Go through the records, and copy each line in which the string "title" is present.

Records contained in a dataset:
────────

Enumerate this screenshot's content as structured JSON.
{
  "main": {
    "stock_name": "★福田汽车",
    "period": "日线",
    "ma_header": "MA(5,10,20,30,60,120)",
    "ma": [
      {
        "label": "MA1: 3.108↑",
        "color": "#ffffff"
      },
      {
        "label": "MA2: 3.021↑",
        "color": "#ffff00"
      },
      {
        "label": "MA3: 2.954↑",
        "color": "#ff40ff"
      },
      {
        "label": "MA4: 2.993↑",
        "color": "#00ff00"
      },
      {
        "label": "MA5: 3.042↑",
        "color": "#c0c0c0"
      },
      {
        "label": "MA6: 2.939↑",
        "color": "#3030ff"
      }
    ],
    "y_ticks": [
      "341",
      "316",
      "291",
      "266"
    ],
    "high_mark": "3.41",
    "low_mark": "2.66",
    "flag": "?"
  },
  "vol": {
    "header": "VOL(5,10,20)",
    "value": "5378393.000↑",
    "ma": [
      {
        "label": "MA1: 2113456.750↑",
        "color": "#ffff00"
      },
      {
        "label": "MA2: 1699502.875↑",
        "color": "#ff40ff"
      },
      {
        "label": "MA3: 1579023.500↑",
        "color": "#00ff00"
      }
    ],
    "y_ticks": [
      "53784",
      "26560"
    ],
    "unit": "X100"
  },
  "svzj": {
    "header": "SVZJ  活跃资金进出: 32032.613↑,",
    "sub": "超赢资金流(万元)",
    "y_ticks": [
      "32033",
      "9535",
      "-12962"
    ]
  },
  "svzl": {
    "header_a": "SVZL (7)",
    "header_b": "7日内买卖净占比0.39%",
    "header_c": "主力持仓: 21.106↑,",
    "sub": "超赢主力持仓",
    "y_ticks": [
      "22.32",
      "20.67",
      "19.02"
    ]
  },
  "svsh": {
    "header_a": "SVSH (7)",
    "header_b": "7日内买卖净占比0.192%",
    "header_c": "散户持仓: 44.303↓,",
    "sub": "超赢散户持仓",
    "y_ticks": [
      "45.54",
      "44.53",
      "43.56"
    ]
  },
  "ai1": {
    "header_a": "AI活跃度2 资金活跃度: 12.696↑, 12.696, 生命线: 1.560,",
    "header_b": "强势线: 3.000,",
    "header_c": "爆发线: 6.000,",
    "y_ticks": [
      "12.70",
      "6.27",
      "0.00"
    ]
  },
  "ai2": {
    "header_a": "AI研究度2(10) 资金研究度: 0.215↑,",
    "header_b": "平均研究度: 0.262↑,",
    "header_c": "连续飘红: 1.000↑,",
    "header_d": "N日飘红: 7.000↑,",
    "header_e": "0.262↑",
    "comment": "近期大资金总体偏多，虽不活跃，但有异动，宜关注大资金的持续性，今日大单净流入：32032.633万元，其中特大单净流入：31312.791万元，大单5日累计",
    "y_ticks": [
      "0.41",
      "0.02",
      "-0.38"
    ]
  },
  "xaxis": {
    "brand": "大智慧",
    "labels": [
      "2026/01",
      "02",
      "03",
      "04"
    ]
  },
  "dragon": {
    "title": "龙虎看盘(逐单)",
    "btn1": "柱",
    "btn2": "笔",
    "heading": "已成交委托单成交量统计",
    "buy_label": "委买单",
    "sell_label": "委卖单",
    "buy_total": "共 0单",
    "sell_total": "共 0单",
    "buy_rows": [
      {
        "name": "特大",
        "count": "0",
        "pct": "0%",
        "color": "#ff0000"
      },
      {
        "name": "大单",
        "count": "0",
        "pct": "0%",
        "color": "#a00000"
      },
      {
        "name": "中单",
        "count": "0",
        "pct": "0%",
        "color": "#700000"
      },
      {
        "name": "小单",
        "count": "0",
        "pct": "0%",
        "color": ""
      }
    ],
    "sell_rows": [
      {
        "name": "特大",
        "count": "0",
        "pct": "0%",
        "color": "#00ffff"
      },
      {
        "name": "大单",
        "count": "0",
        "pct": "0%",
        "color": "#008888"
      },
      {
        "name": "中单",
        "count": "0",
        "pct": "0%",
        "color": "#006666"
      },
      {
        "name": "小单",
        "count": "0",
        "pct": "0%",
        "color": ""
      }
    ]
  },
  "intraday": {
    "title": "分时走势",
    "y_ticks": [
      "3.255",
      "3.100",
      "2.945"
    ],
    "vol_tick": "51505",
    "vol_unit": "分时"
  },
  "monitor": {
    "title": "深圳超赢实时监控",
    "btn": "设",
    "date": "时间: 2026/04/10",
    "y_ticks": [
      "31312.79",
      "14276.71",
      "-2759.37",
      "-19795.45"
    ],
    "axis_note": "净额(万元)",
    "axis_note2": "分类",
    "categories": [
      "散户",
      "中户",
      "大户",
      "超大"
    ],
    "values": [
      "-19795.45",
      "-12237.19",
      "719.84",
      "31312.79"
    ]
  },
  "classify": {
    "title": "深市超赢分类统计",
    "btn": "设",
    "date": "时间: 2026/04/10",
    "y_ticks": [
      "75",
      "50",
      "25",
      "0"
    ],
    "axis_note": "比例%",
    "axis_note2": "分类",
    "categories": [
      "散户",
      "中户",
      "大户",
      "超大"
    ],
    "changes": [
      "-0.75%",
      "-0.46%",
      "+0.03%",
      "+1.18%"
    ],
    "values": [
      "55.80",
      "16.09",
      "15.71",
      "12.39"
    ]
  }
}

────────

Response to this exercise:
    "title": "龙虎看盘(逐单)",
    "title": "分时走势",
    "title": "深圳超赢实时监控",
    "title": "深市超赢分类统计",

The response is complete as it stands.